STRONG – HAIR DONATE CUMBRIA CAMPAIGN: Helping Children & Young People with Cancer
An inspirational mother-of-two is using her own battle with cancer to launch a new campaign to help young sufferers who lose their hair as a result of treatment. Sam Clementson, 34, of Carlisle, was diagnosed with terminal cancer while pregnant. It was devastating news – but she always vowed to keep fighting. After giving birth a month-and-a-half early by caesarean section, she resumed treatment to prolong her life as much as possible
Now she and husband Ben have teamed up with breast cancer survivor Sandra Jones, who set up her own wig boutique, Wigsense following her treatment. Together, in association with the Little Princess Trust charity they are today launching the Strong – Hair Donate Campaign across Cumbria. Aimed at both individuals and hairdressing businesses, it urges people to donate their hair to the charity – who will then use it to make wigs for young cancer sufferers.
These wigs, which would otherwise cost about £2,000 to buy, are then donated free by the Little Princess Trust to children and young people who lose their hair as a result of their treatment. The trio are today appealing to hairdressers across the county to get involved by backing the Strong – Hair Donate Cumbria Campaign.
Taking part is simple. Just collect hair donations that fit criteria – many of which would just be swept up and thrown away – on behalf of the charity and help make a difference. Pretty much anyone, including males and females, can donate hair to the campaign, provided it is longer than 7 inches/17 centimetres and in good condition. The campaigners hope that by getting as many Cumbrians on board as possible, the county can play a big part in helping young people affected by cancer
Sam said: “Coming up with the concept was a lightbulb idea while I was actually getting my hair shaved off. Losing your hair can feel like losing a part of yourself. It’s hard enough for an adult to understand, never mind a young child. This will give them some sense of normality and making it more fun as the children could potentially pick their own hair colour, length and style. Hair dressers will sweep up so much good hair at the end of each working day…. We could use this to make some child smile again”.
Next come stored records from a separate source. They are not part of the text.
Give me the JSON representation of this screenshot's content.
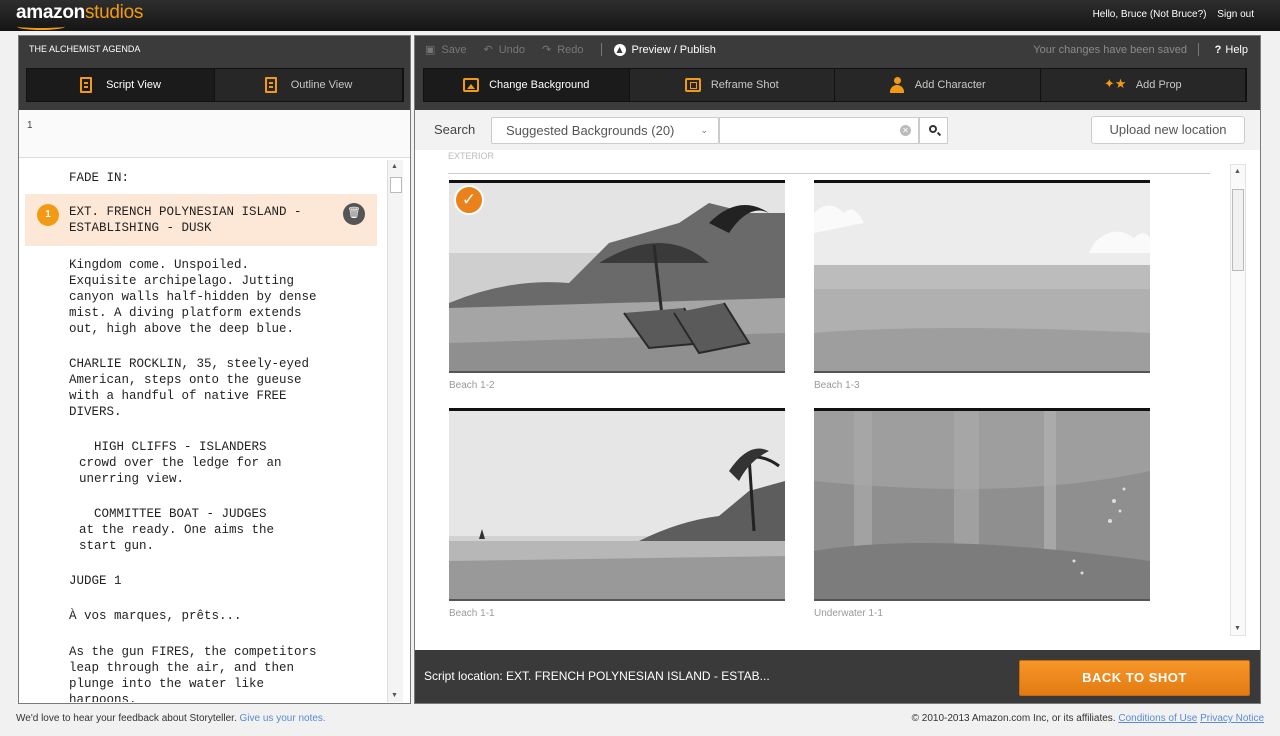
{
  "header": {
    "logo_part1": "amazon",
    "logo_part2": "studios",
    "greeting": "Hello, Bruce (Not Bruce?)",
    "sign_out": "Sign out"
  },
  "left": {
    "project_title": "THE ALCHEMIST AGENDA",
    "tabs": [
      {
        "label": "Script View",
        "icon": "document-icon",
        "active": true
      },
      {
        "label": "Outline View",
        "icon": "outline-icon",
        "active": false
      }
    ],
    "page_number": "1",
    "script": {
      "fade_in": "FADE IN:",
      "scene_number": "1",
      "scene_heading_line1": "EXT. FRENCH POLYNESIAN ISLAND -",
      "scene_heading_line2": "ESTABLISHING - DUSK",
      "action1": "Kingdom come. Unspoiled.\nExquisite archipelago. Jutting\ncanyon walls half-hidden by dense\nmist. A diving platform extends\nout, high above the deep blue.",
      "action2": "CHARLIE ROCKLIN, 35, steely-eyed\nAmerican, steps onto the gueuse\nwith a handful of native FREE\nDIVERS.",
      "shot1": "  HIGH CLIFFS - ISLANDERS\ncrowd over the ledge for an\nunerring view.",
      "shot2": "  COMMITTEE BOAT - JUDGES\nat the ready. One aims the\nstart gun.",
      "character": "JUDGE 1",
      "dialogue": "À vos marques, prêts...",
      "action3": "As the gun FIRES, the competitors\nleap through the air, and then\nplunge into the water like\nharpoons."
    }
  },
  "toolbar": {
    "save": "Save",
    "undo": "Undo",
    "redo": "Redo",
    "preview": "Preview / Publish",
    "status": "Your changes have been saved",
    "help": "Help"
  },
  "actions": [
    {
      "label": "Change Background",
      "icon": "landscape-icon",
      "active": true
    },
    {
      "label": "Reframe Shot",
      "icon": "reframe-icon",
      "active": false
    },
    {
      "label": "Add Character",
      "icon": "person-icon",
      "active": false
    },
    {
      "label": "Add Prop",
      "icon": "stars-icon",
      "active": false
    }
  ],
  "search": {
    "label": "Search",
    "dropdown_value": "Suggested Backgrounds (20)",
    "input_value": "",
    "upload_label": "Upload new location"
  },
  "grid": {
    "section_label": "EXTERIOR",
    "items": [
      {
        "caption": "Beach 1-2",
        "selected": true
      },
      {
        "caption": "Beach 1-3",
        "selected": false
      },
      {
        "caption": "Beach 1-1",
        "selected": false
      },
      {
        "caption": "Underwater 1-1",
        "selected": false
      }
    ]
  },
  "footer_bar": {
    "script_location": "Script location: EXT. FRENCH POLYNESIAN ISLAND - ESTAB...",
    "back_button": "BACK TO SHOT"
  },
  "footer": {
    "feedback_text": "We'd love to hear your feedback about Storyteller.",
    "feedback_link": "Give us your notes.",
    "copyright": "© 2010-2013 Amazon.com Inc, or its affiliates.",
    "conditions": "Conditions of Use",
    "privacy": "Privacy Notice"
  },
  "colors": {
    "accent": "#f39a14",
    "dark_header": "#3b3b3b",
    "selected_scene": "#fde8d8"
  }
}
Sandra, 48, who runs her Wigsense business from her Carlisle home, adds: “What an amazing idea. We want to get the message out there that sadly children and young people are diagnosed with cancer, and it can be very sad when their hair falls out.
“So let’s help as much as we can – just by having our hair cut. The impact hairdressers can have on this campaign is amazing so please get involved. Together we can start making a difference knowing we are helping families and raising awareness in Cumbria.”
Sandra was diagnosed with an aggressive type of breast cancer in March 2011, and made redundant from her job around the same time. Her experience as a patient inspired her to launch Wigsense – which is how she came to work closely with the Little Princess Trust
She says: “My mission is to make a difference in the lives of people and their families, including children and young people, who are affected by cancer in Cumbria – and raise awareness of the impact that a cancer diagnosis can have on everyone concerned.
“Over the past three years I have supported a number of children and young people and their families at Wigsense and worked closely with The Little Princess Trust charity. I have brought a smile to so many faces at such an emotionally difficult time and now I am appealing to the people of Cumbria to help extend that to even more young people.”
Monica Glass, from the Little Princess Trust, adds: “On behalf of all the children connected with the Little Princess Trust, I would like to thank sincerely all the Cumbrian hairdressers that are choosing to be part of this wonderful campaign.
“The Little Princess Trust receives no formal funding and relies solely on the efforts of individual fundraisers and on those that donate their hair.
“It takes around three to five hair donations to make just one wig. So any contributions made will be very gratefully received. On behalf of the poorly boys and girls that we assist, thank you for helping to put a smile back on their faces at such a difficult time.”
Suitable hair types for donations:
• Clean hair in good condition from males and females, and of any colour
• Containing the odd grey (less than 10%)
• Coloured, bleached/highlighted
• Layered (shortest layer must be 7ins/17cm)
The wigs produced from the donations are given away free by the charity. They are manufactured in particularly small sizes, and can cost up to £2,000 each.
Please note that the charity does not have any special relationships with any particular hairdressers with regard to covering the cost of the hair cut. Therefore the charge for this remains the responsibility of the hair donor.
The Little Princess Trust is proud to confirm that it does not under any circumstances sell donated hair.
To find out more contact
Sandra Jones on 07999 442555 or email@example.com